*RECORDED DATA*:
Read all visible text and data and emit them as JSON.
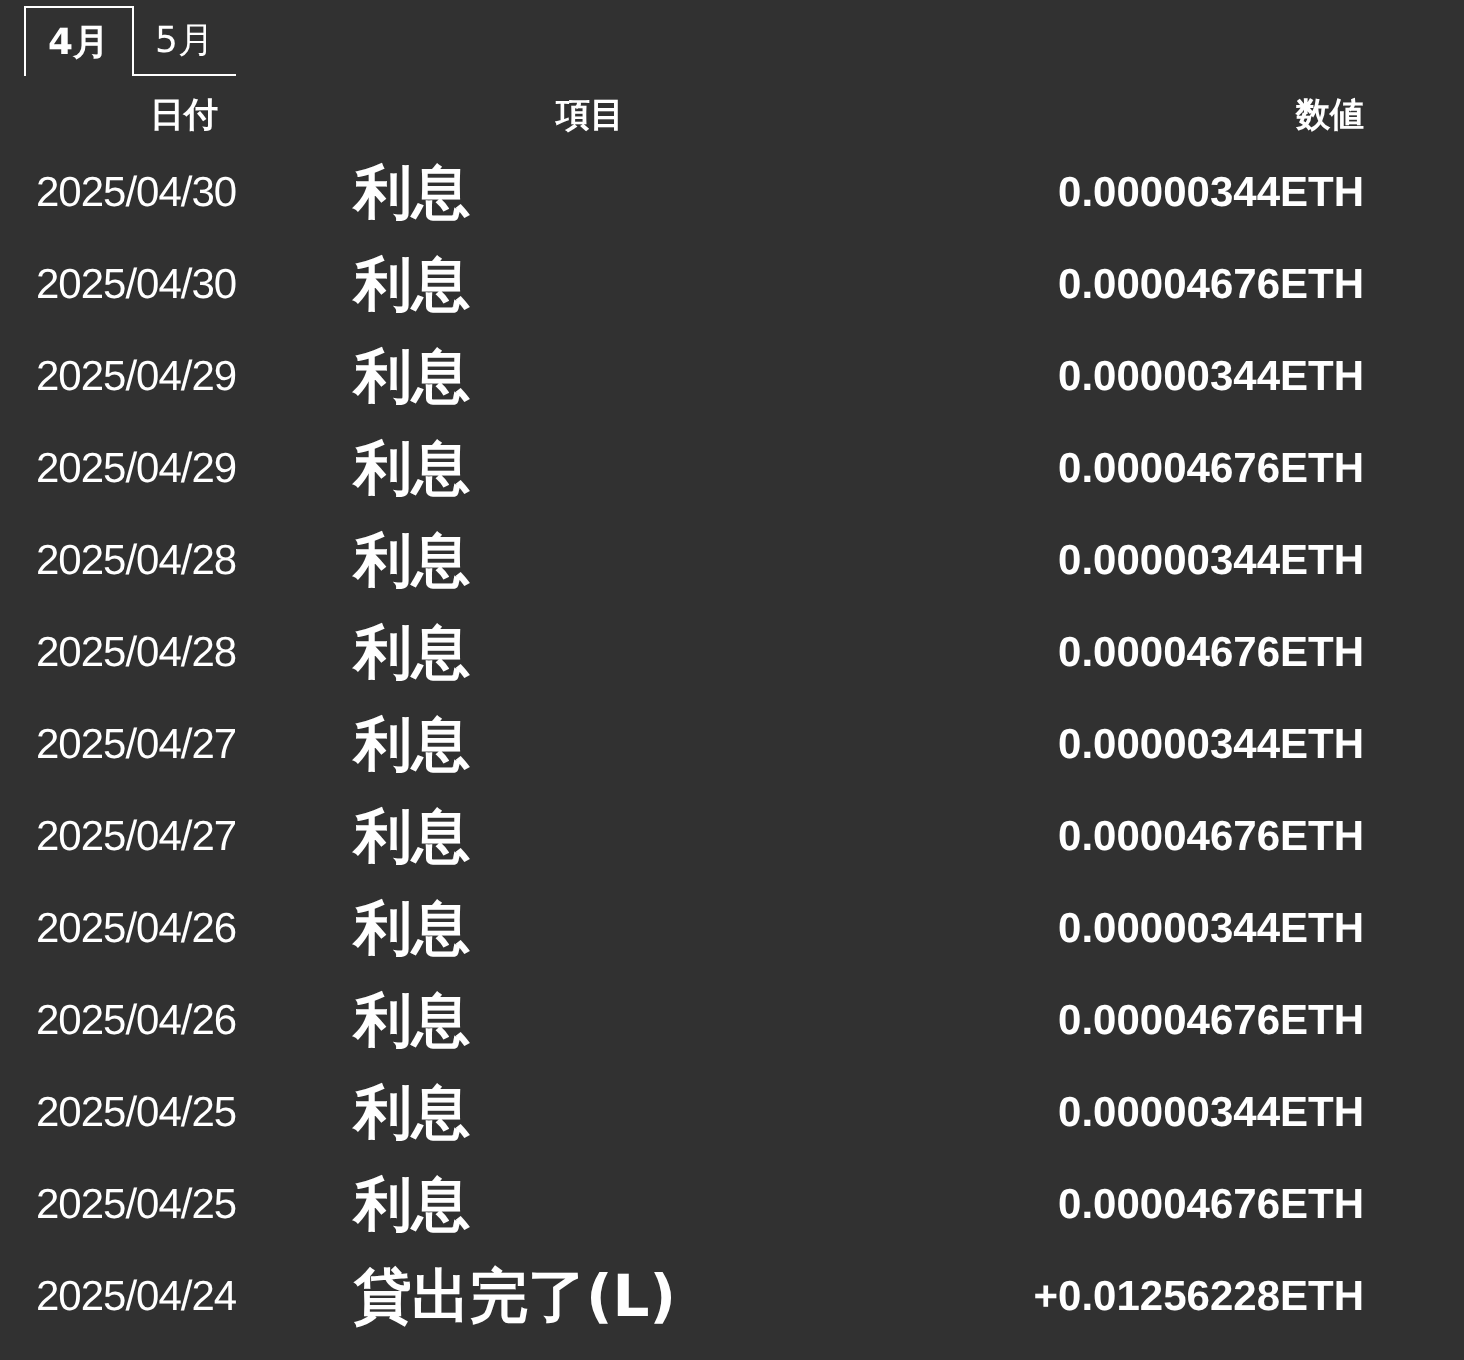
{
  "tabs": [
    {
      "label": "4月",
      "selected": true
    },
    {
      "label": "5月",
      "selected": false
    }
  ],
  "table": {
    "columns": [
      "日付",
      "項目",
      "数値"
    ],
    "rows": [
      {
        "date": "2025/04/30",
        "item": "利息",
        "value": "0.00000344ETH"
      },
      {
        "date": "2025/04/30",
        "item": "利息",
        "value": "0.00004676ETH"
      },
      {
        "date": "2025/04/29",
        "item": "利息",
        "value": "0.00000344ETH"
      },
      {
        "date": "2025/04/29",
        "item": "利息",
        "value": "0.00004676ETH"
      },
      {
        "date": "2025/04/28",
        "item": "利息",
        "value": "0.00000344ETH"
      },
      {
        "date": "2025/04/28",
        "item": "利息",
        "value": "0.00004676ETH"
      },
      {
        "date": "2025/04/27",
        "item": "利息",
        "value": "0.00000344ETH"
      },
      {
        "date": "2025/04/27",
        "item": "利息",
        "value": "0.00004676ETH"
      },
      {
        "date": "2025/04/26",
        "item": "利息",
        "value": "0.00000344ETH"
      },
      {
        "date": "2025/04/26",
        "item": "利息",
        "value": "0.00004676ETH"
      },
      {
        "date": "2025/04/25",
        "item": "利息",
        "value": "0.00000344ETH"
      },
      {
        "date": "2025/04/25",
        "item": "利息",
        "value": "0.00004676ETH"
      },
      {
        "date": "2025/04/24",
        "item": "貸出完了(L)",
        "value": "+0.01256228ETH"
      }
    ]
  }
}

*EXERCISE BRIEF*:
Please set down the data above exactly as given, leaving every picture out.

*EXERCISE SOLUTION*:
Read all visible text and data and emit them as JSON.
{
  "tabs": [
    {
      "label": "4月",
      "selected": true
    },
    {
      "label": "5月",
      "selected": false
    }
  ],
  "table": {
    "columns": [
      "日付",
      "項目",
      "数値"
    ],
    "rows": [
      {
        "date": "2025/04/30",
        "item": "利息",
        "value": "0.00000344ETH"
      },
      {
        "date": "2025/04/30",
        "item": "利息",
        "value": "0.00004676ETH"
      },
      {
        "date": "2025/04/29",
        "item": "利息",
        "value": "0.00000344ETH"
      },
      {
        "date": "2025/04/29",
        "item": "利息",
        "value": "0.00004676ETH"
      },
      {
        "date": "2025/04/28",
        "item": "利息",
        "value": "0.00000344ETH"
      },
      {
        "date": "2025/04/28",
        "item": "利息",
        "value": "0.00004676ETH"
      },
      {
        "date": "2025/04/27",
        "item": "利息",
        "value": "0.00000344ETH"
      },
      {
        "date": "2025/04/27",
        "item": "利息",
        "value": "0.00004676ETH"
      },
      {
        "date": "2025/04/26",
        "item": "利息",
        "value": "0.00000344ETH"
      },
      {
        "date": "2025/04/26",
        "item": "利息",
        "value": "0.00004676ETH"
      },
      {
        "date": "2025/04/25",
        "item": "利息",
        "value": "0.00000344ETH"
      },
      {
        "date": "2025/04/25",
        "item": "利息",
        "value": "0.00004676ETH"
      },
      {
        "date": "2025/04/24",
        "item": "貸出完了(L)",
        "value": "+0.01256228ETH"
      }
    ]
  }
}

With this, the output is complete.